Drive Type: manual
Exterior Color: Blue
Interior Color: Blue
Garden City, Idaho, United States
The Jeep runs excellent and ready to drive.Brand new paint. The Jeep is sold as is where is in Boise Idaho. Jeep is also for sale locally so we reserve the right to end the auction early at any time. This is a no reserve auction so bid to buy. 1000 deposit due within 48 hours and the balance due within 7 days. Good luck and happy bidding
With our deep dive and auto show coverage of the 2014 Jeep Grand Cherokee revealed at the Detroit Auto Show, we brought you as much information as Chrysler would allow us to, but one thing we're still left in the dark about was the pricing. It would seem that Jeep Garage might have the answer for that. The Jeep enthusiast forum claims to have gotten its hands on the ordering and pricing breakdown for the updated Grand Cherokee, and while a Jeep representative has yet to get back to us as to the validity of the site's claim, these preliminary numbers look pretty kosher to us.
In base form, the two-wheel-drive Laredo will reportedly start at $28,795, which is a $1,100 increase over the 2013 model year, and the new Grand Cherokee Summit trim level starts at $47,995 for 4x2 models and $50,995 for the 4x4. Waiting for the new diesel engine? The torquey new 3.0-liter oil-burner will be a $4,500 option on Limited, Overland and Summit 4x4 models, but 4x2 pricing (and availability) are not known. As for the range-topping Grand Cherokee SRT (no longer called the SRT8), this added performance could run you an extra $2,700 with a new starting price of $62,995. More importantly, loaded to the gills with all available options, the 2014 Grand Cherokee SRT will top out at around $72,400 - or around $6,000 more than a fully loaded 2013 GC SRT8.
We'll let you know if the gang over at Jeep get back to us with any confirmation, but until then, head over to Jeep Garage to see the pricing details it has listed.
We briefly mentioned the Jeep Cherokee Trail Carver that was heading to SEMA last week when discussing the Mopar lineup set to be shown in Las Vegas. At the time, though, we weren't able to dive too deeply into details. But with SEMA in full swing, we were able to sneak over and grab some snaps of one of the first modified Cherokees we've seen. The Cherokee is, after all, kind of an unknown quantity in the modification department, being so new and featuring such a polarizing design. We were quite interested to see what Mopar could come up with.
Starting with the Trailhawk 4x4 and its 3.2-liter V6, the engine is fitted with a Mopar cold-air intake and a new exhaust, although it's not clear what sort of power boost has resulted. We'll admit, we were hoping Jeep and Mopar would get a bit more aggressive with the Cherokee's suspension (has anyone thrown a few-inch lift on the new Jeep yet?), but there's no mention of upgrades beyond the knobby, off-road tires. Those should do some good when the going gets rough, while rock rails are there to protect the Auburn Pearl paint on the body.

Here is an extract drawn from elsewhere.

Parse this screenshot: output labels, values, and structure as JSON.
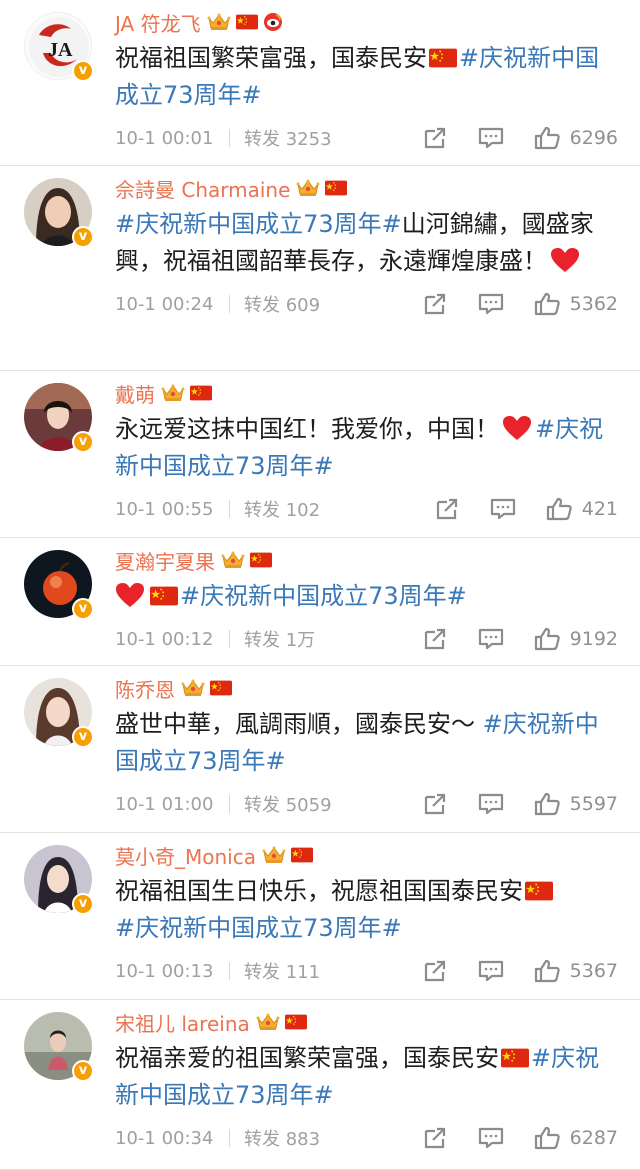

Speaking of that paint, it's complemented by an interesting graphics package in contrasting black and Crush Orange. The cabin sports Katzkin Amaretto leather seats, along with tech-friendly items like a wireless charging system for cellphones and wireless internet.
There may not be many ways to forecast what an automaker is planning for the future, but there are some. Trademark applications are one of them, and Chrysler has just applied with the US Patent and Trademark Office to protect the name "Trackhawk." The question is, what's it planning on using it for? We don't know for sure, but we can put together an educated guess or two. And one guess is that Jeep will use the name to replace the letters SRT on the performance version of the Grand Cherokee.
How do we figure, you ask? From a number of developments. For starters, the SRT division has been reintegrated into the Dodge brand. Those letters currently appear on only two vehicles from outside the Dodge lineup: one is the Grand Cherokee SRT, and the other is the Chrysler 300 SRT. We've heard ruminations (however unconfirmed) that the latter could be either discontinued or possibly relabeled, and if the same proves true of the GC, the Trackhawk name could serve as a on-road performance counterpart to the Trailhawk label applied to off-road versions of models like the Cherokee and Renegade.
Logical it may be, but it's hardly a foregone conclusion. The Trackhawk name could just as easily be used for a new concept (like the Trailhawk name was in 2007), for another kind of trim level or for something else entirely. In fact we don't even know for sure it'll be used by the Jeep brand specifically, or used at all for that matter. Automakers have been known, after all, to register names they don't end up using.